Construction activity is complex, requiring huge amounts of coordination and cooperation. Pre-construction site inspections are part of this process, ensuring that the groundwork—literally—for success is being done properly.
Traditional building products such as steel and concrete are construction’s ‘tried and tested’ materials, yet they come with a significant environmental cost. Can ‘hempcrete,’ a concrete-like product made from the hemp plant, help the industry elevate its sustainability efforts?
Smart cities are transforming urban living with advanced technology and data integration, enhancing the quality of life for citizens. Continue reading to discover the fundamental opportunities for the construction industry to integrate smart technologies and offer sustainable solutions for future urban growth.
It’s expected that by 2050 cities will be home to 68% of the world’s population, up from 54% in 2016. As our towns and cities expand at a phenomenal rate, what can the built environment do to cater for such rapid urbanisation and its challenges, making these good places to live and work, where people can live healthy, fulfilled lives?
As the construction industry seeks to lower carbon emissions and join the fight against climate change, it is trying to use locally sourced building materials as much as it can.
Experts argue that relationships across the construction industry are more vital than ever in today’s challenging markets.
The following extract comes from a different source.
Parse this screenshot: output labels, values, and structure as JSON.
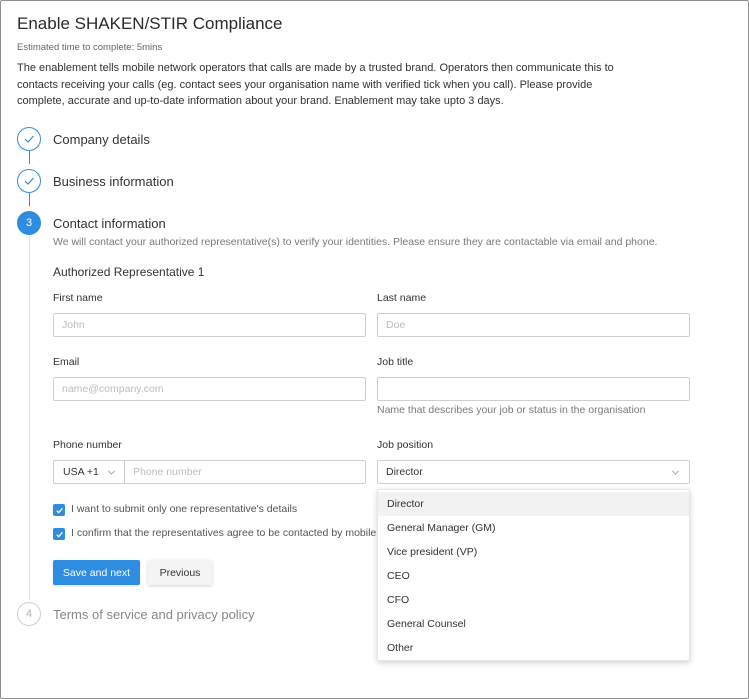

Contractors who establish a good relationship with their suppliers can hope to rise to meet and surpass these challenges.
Climate change is increasing the threat of flooding across many parts of the world, so engineers and others in the built environment are turning to alternative methods to tackle water flow and drainage issues than the traditional pipework and sewer networks.
The advent of drones has given the construction industry the opportunity to get a unique view of a building project as it rises from the ground. But as well as checking that a structure has been built properly and collecting and imparting data, a drone-mounted camera can monitor a site’s safety and security, while it can also be used in a maintenance program, assessing wear and tear on a long-finished building or infrastructure asset.
Companies across the construction industry approach their activities differently, depending on the products and services they offer. Business models vary, from general construction offerings to specialisms. What is important is the ability to adapt and change as economic circumstances dictate.
The construction sector uses a lot of water, not least in the manufacture of essential materials like concrete and mortar. As the world confronts a looming climate crisis, what does the industry need to do to manage its water usage more effectively when delivering the homes and other buildings society needs?
The UK is facing a near-perfect storm of economic headwinds, fuelled by inflation, rising interest rates and slumping demand. Construction firms, which face higher energy costs and rising prices for essential materials, can weather this, but it’s going to be tough.
Newly built homes are increasingly energy efficient, but there is still a long way to go, especially when it comes to retrofitting the country’s existing housing stock.
More than half of the world’s population lives in cities, and they’re only going to get bigger. As pressure on infrastructure grows, planners are considering a more sustainable model.